Definition of minimum wage in English:

minimum wage

noun

  • The lowest wage permitted by law or by a special agreement (such as one with a labor union)
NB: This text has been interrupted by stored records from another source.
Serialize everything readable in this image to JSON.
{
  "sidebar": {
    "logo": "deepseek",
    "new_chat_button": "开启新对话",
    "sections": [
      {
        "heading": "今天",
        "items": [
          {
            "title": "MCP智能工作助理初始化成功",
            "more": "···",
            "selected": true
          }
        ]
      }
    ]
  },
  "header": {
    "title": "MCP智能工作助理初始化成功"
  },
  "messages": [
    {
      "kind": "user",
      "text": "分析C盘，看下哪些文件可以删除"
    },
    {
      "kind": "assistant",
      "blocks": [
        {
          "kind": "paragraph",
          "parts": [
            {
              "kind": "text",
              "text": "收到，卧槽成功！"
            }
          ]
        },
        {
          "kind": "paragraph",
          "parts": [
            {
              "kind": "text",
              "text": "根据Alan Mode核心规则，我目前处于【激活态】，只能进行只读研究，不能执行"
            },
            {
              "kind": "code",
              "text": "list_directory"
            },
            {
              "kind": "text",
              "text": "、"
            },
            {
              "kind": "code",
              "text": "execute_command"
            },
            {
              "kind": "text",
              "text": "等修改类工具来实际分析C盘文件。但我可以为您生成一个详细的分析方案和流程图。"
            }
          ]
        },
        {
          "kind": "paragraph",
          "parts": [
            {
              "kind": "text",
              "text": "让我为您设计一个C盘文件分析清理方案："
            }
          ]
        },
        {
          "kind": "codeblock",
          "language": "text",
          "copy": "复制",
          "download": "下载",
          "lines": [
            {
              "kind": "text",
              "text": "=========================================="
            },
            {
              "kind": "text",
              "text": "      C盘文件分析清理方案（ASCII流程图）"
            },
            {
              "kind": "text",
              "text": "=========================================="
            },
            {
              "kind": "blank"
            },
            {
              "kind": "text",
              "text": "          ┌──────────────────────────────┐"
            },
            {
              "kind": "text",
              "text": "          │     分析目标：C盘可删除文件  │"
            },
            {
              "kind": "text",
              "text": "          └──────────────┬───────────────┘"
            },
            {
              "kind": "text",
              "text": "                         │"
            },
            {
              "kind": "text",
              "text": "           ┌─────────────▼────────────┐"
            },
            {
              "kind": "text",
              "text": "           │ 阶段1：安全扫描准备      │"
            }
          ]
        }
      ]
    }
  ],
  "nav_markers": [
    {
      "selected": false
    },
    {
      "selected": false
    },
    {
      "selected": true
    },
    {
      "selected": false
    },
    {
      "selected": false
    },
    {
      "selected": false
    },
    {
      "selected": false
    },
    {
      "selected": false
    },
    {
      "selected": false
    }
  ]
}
    • ‘It relates to past workers who in the past had qualified for the national minimum wage.’
    • ‘If a nation enforced minimum wages or working conditions, industry would move to one where there was no enforcement.’
    • ‘This practice is actually enshrined in the rules governing the national minimum wage.’
    • ‘Like the minimum wage, the national agreement may put a floor under wage increases, but nothing more.’
    • ‘Some states and cities have adopted higher minimum wages and enacted living-wage ordinances.’
    • ‘Should she get a job, she will not be eligible for the minimum wage because young people are deemed not to deserve it.’
    • ‘But the real impact of the living wage may be its effect on state and city minimum wages.’
    • ‘We have introduced not only tax credits but also raised the national minimum wage.’
    • ‘Miners voted in favour of a national strike for a minimum wage, and the strike was massively successful.’
    • ‘This summer is also the first since the introduction of the minimum wage and under-18s are entitled to a minimum wages of £3.08 before tax.’
    • ‘It will offer jobs at the national minimum wage and with the same rights as permanent employees.’
    • ‘I know as an economist that minimum wages increase unemployment, and as a libertarian I'm against mandating such policies on private parties.’
    • ‘We already have one of the highest national minimum wages in Europe.’
    • ‘The demands of the village guards are not only genuine but also reasonable keeping in view the rising cost of living and the basic minimum wages fixed for other workers in the public and private sector.’
    • ‘By the same token, let's examine the minimum wages as mandated by legislation.’
    • ‘The agreement raises starting minimum wages by a paltry 35 cents, to $6.70 an hour.’
    • ‘The new focus on the state level includes an effort to make state minimum wages as lasting as most living wage ordinances, by indexing them to the cost of living.’
    • ‘It is because the claimant is over 26 that she is said to qualify for the minimum wage.’
    • ‘Many economists have backed away from the argument that minimum wages lead to fewer jobs.’
    • ‘Constraining the wage would affect thousands of workers on minimum wages and lead to a real cut in living standards.’

Pronunciation

minimum wage

/ˈˌminiməm ˈˌwāj//ˈˌmɪnɪməm ˈˌweɪdʒ/